Meet Alexis Akarolo, who is the co-founder of Rebuild The Block.
Rebuild The Block is a nonprofit organization that aims to provide outreach and resources to the community.
It serves as a host, to redistribute wealth and knowledge. Akarolo, who is a Penn State Abington alum, partnered with her former college roommate Zelnnetta Clark, to launch this initiative.
"It originally started as a GoFundMe," said Akarolo. "And I started because I wasn't seeing enough conversation around how people were going to help small businesses."
Akarolo says through divine intervention she felt the ability to, "just do it."
Soon after, the campaign was quickly noticed, raising over $200,000 by communities in Philly and throughout the East Coast.
Ultimately, they are helping small business owners that have been affected by the struggles in the year 2020. One of the local businesses this nonprofit has helped is Pink Social Strategies, a Philly based event management firm.
"Really it was more of a community effort. People from all over were sharing, people were having their family members who have businesses apply, and I think it just grew organically through the community," said Akarolo. "My partner and I said 'we have to be responsible with this.' Our main focus is helping these businesses, you know bailing them out cause COVID hit hard."

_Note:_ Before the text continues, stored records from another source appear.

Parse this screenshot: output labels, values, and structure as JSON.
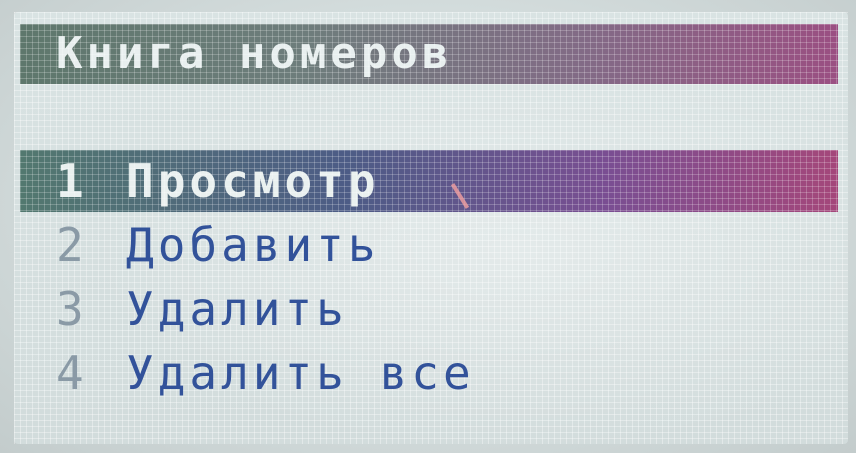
{
  "screen": {
    "title": "Книга номеров",
    "menu": [
      {
        "number": "1",
        "label": "Просмотр"
      },
      {
        "number": "2",
        "label": "Добавить"
      },
      {
        "number": "3",
        "label": "Удалить"
      },
      {
        "number": "4",
        "label": "Удалить все"
      }
    ],
    "selected_index": 0
  },
  "colors": {
    "header_start": "#5e776c",
    "header_end": "#9a4f82",
    "selection_start": "#52786f",
    "selection_end": "#a4477a",
    "menu_text": "#32529a",
    "lcd_background": "#d9e3e3"
  }
}
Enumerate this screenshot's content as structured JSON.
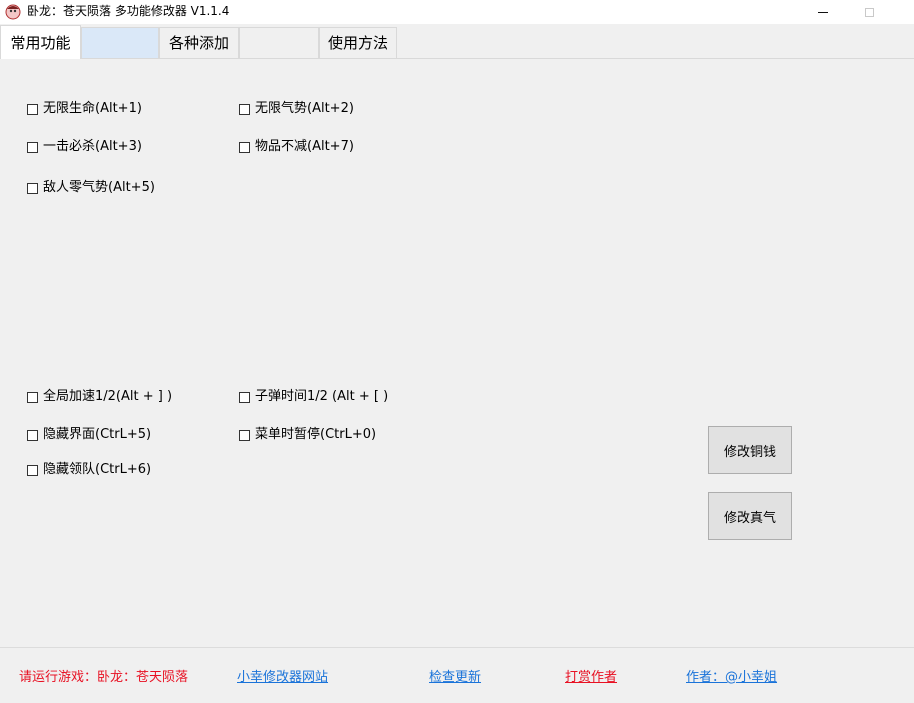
{
  "window": {
    "title": "卧龙：苍天陨落  多功能修改器  V1.1.4"
  },
  "tabs": [
    {
      "label": "常用功能"
    },
    {
      "label": ""
    },
    {
      "label": "各种添加"
    },
    {
      "label": ""
    },
    {
      "label": "使用方法"
    }
  ],
  "options": {
    "infinite_hp": "无限生命(Alt+1)",
    "infinite_morale": "无限气势(Alt+2)",
    "one_hit_kill": "一击必杀(Alt+3)",
    "items_no_decrease": "物品不减(Alt+7)",
    "enemy_zero_morale": "敌人零气势(Alt+5)",
    "global_speed": "全局加速1/2(Alt + ] )",
    "bullet_time": "子弹时间1/2 (Alt + [ )",
    "hide_ui": "隐藏界面(CtrL+5)",
    "menu_pause": "菜单时暂停(CtrL+0)",
    "hide_team": "隐藏领队(CtrL+6)"
  },
  "buttons": {
    "modify_copper": "修改铜钱",
    "modify_qi": "修改真气"
  },
  "footer": {
    "run_game": "请运行游戏：卧龙：苍天陨落",
    "site": "小幸修改器网站",
    "update": "检查更新",
    "donate": "打赏作者",
    "author": "作者：@小幸姐"
  },
  "colors": {
    "accent_red": "#e81123",
    "link_blue": "#1a73d9",
    "tab_blank_blue": "#dae8f8"
  }
}
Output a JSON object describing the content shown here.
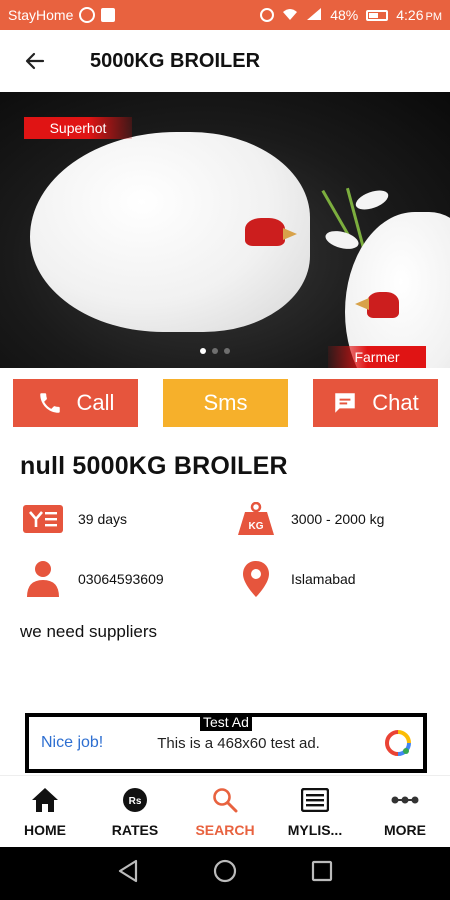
{
  "status_bar": {
    "carrier": "StayHome",
    "battery": "48%",
    "time": "4:26",
    "ampm": "PM"
  },
  "app_bar": {
    "title": "5000KG BROILER"
  },
  "hero": {
    "tag_left": "Superhot",
    "tag_right": "Farmer",
    "slide_count": 3,
    "active_slide": 1
  },
  "actions": {
    "call": "Call",
    "sms": "Sms",
    "chat": "Chat"
  },
  "listing": {
    "title": "null 5000KG BROILER",
    "age": "39 days",
    "weight": "3000 - 2000 kg",
    "phone": "03064593609",
    "location": "Islamabad",
    "description": "we need suppliers"
  },
  "ad": {
    "label": "Test Ad",
    "headline": "Nice job!",
    "body": "This is a 468x60 test ad."
  },
  "bottom_nav": [
    {
      "label": "HOME"
    },
    {
      "label": "RATES"
    },
    {
      "label": "SEARCH"
    },
    {
      "label": "MYLIS..."
    },
    {
      "label": "MORE"
    }
  ],
  "colors": {
    "primary": "#e8623f",
    "accent_red": "#e6553d",
    "sms_yellow": "#f6b02b",
    "ad_blue": "#2e6fd1"
  }
}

Akarolo says the looting also played a big factor, destroying many small businesses. "We're just trying to have peoples back," she added.
For the month of September, Akarolo says she and her team have implemented some new initiatives to help get the ball rolling for small business owners.
"We currently have what we call 'Startup September' going on," said Akarolo. "We have a raffle at this very moment going on, where we are offering different prizes, just to help energize people to start their businesses."
Akarolo also states a funding program for small businesses that started up in the past year, who was also hurt as well in the process of 2020.
We want to be able to help people with things like mental health, and educational problems, financial literacy, and housing literacy," said Akarolo. "Eventually we would like to be that one-stop-shop for people to go to."